I've always been aware that justice is difficult to define, and equity likewise but I have to say that Rogoff and I are a long way apart when he says:
Rather than punitively taxing wealth, globalisation strengthens the case for shifting to a flat tax on income (or better yet consumption) with a moderately high exemption. Aside from the usual efficiency arguments, it is just going to become increasingly difficult and costly to maintain complex and idiosyncratic national tax arrangements.
Unfortunately, movements towards fundamental tax reform are on the back burner in most countries. One can only hope that our children's generation will grow up to live in a world that does a better job of balancing efficiency and equity than we do.

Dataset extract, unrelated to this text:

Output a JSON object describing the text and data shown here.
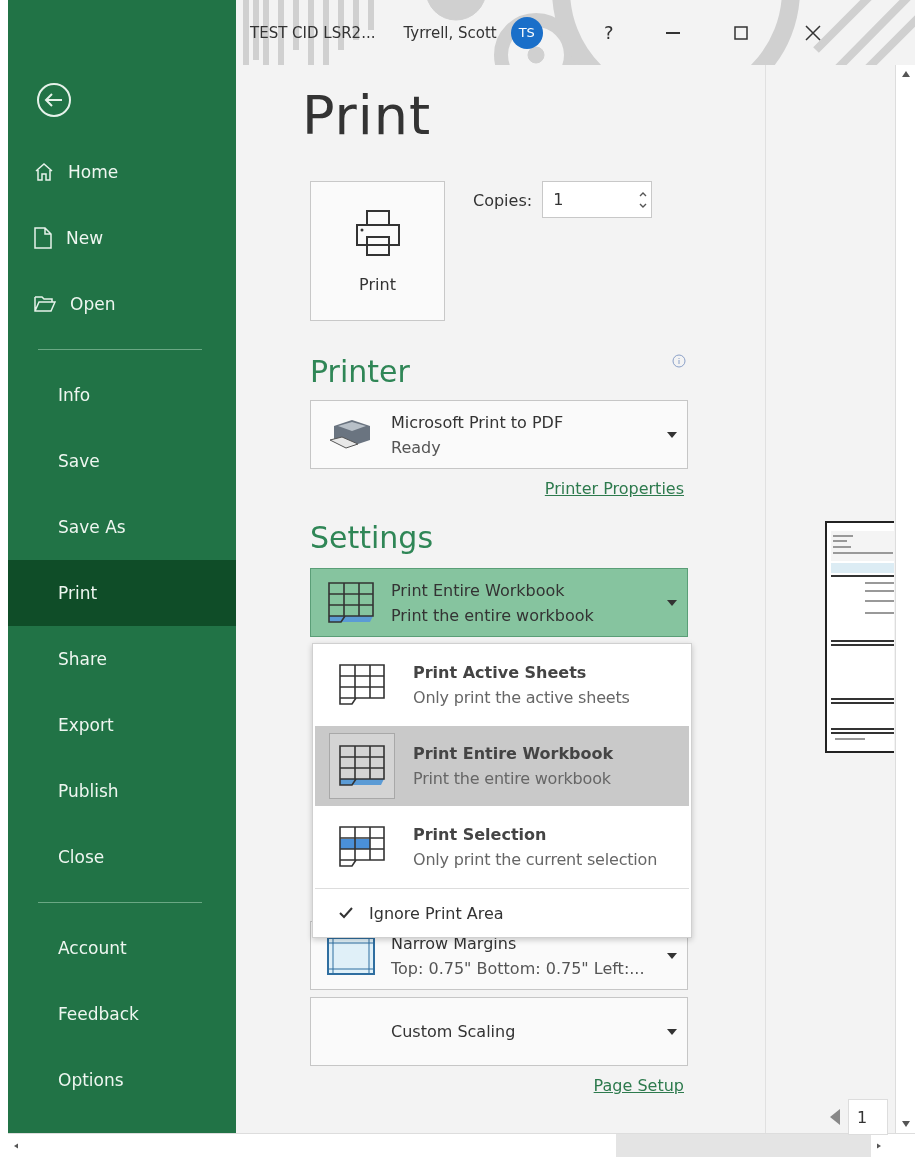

I don't want to be unkind to Rogoff, but candidly I find this pretty repulsive. The least taxed as a proportion of income in the UK are the wealthiest. That's true of many countries. So how is it that the rate of tax wealth suffers is punitive? Especially when the highest taxed in the UK, as a proportion of income are the very poorest?
No one has shown that flat taxes will alter this. In Bulgaria where a flat tax is on its way no one agrees with Rogoff that this will reduce inequality: everyone thinks the poorest will pay more. The IMF did not find an improvement in after tax income equality in Russia after the introduction of flat taxes. In Slovakia where there is 19% VAT, 19% income tax and 19% corporation tax national insurance was, the last time I looked a massive 48%, and it is, of course, charged on employed income alone.
How and why then is not taxing wealth equitable is the question I ask?
And I'll answer very simply: it can never be so. Ever. However you define justice, and however you define equity. But that's what Rogoff wants.
He abuses the English language in the process of making his claim.